House Minority Leader Kevin McCarthy, R-Calif., talks to reporters at the Capitol in Washington, April 6, 2022. McCarthy is downplaying secretly recorded remarks he made about Donald Trump shortly after last year's attack on the Capitol. He also says he never told the then-president that he should resign — something that has not been reported. Credit: J. Scott Applewhite / AP

The BDN Editorial Board operates independently from the newsroom, and does not set policies or contribute to reporting or editing articles elsewhere in the newspaper or on bangordailynews.com.

Lies are not always easy to prove. Sometimes people misremember details. Sometimes people are just plain wrong.

For someone to lie, as opposed to simply being incorrect, they must believe or know that they are saying something incorrect and still say it anyway. To borrow from Merriam-Webster, lying requires an intent to deceive.
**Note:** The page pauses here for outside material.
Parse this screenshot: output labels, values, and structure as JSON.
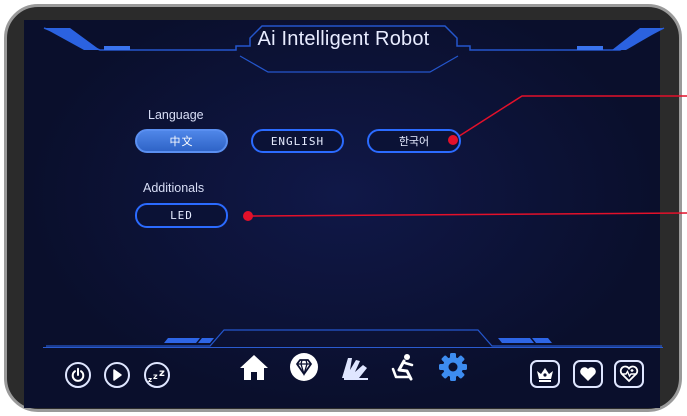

Every so often, we receive letters to the editor or guest columns that accuse people of lying about this or lying about that. And often, we won’t print that accusation as is, because the intent of the person accused of lying is not always clear. Again, it can be difficult to prove that someone is actually lying, and we tend to err on the side of publishing accurate, provable information.

Once in a while, however, a public official lies in such spectacular fashion that there can be little doubt of their intent. And right on cue, Rep. Kevin McCarthy has entered the chat.

The Republican House Minority Leader from California was caught in a lie recently about his reaction to the Jan. 6 attack on the U.S. Capitol. The New York Times reported that McCarthy told colleagues shortly after the attack that he planned to urge then-President Donald Trump to leave office. McCarthy called that reporting “totally false and wrong.” Then the reporters produced an audio recording of the conversation where McCarthy had in fact said that. He still won’t admit that he said he planned to talk to Trump about resigning.

That, folks, is lying.

Of course, it is nothing new for powerful people — politicians from both parties — to lie. Former Democratic President Bill Clinton  lied under oath, for example, and was impeached for it. What we find most concerning about the McCarthy situation is not even the underlying lie, but the response to it.

This situation put McCarthy at political risk, not because he lied, but because the exposure of the lie had the potential to make him seem insufficiently supportive of Trump. In today’s Republican Party, that seems to be a worse offense than lying. And that should scare people. It certainly scares us.

You can draw a straight line from Trump’s deployment of “alternative facts” and disproven election claims, his  refutation of evidence and the  rule of law, to the violence seen on Jan. 6. McCarthy, based on the recently released recordings, seems to have understood that at one point. But now he won’t admit it.

It would almost be fitting that he is lying about not fully embracing Trump’s lies, if it wasn’t so alarming. This dangerous know-nothingism makes a serious doctrine out of the George Costanza “It’s not a lie if you believe it” joke from Seinfeld. It demonstrates a commitment to self-delusion and collective delusion that has become more important than a shared commitment to the truth.

The BDN Editorial Board

The Bangor Daily News editorial board members are Publisher Richard J. Warren, Editorial Page Editor Susan Young, Assistant Editorial Page Editor Matt Junker and BDN President Todd Benoit. Young has worked...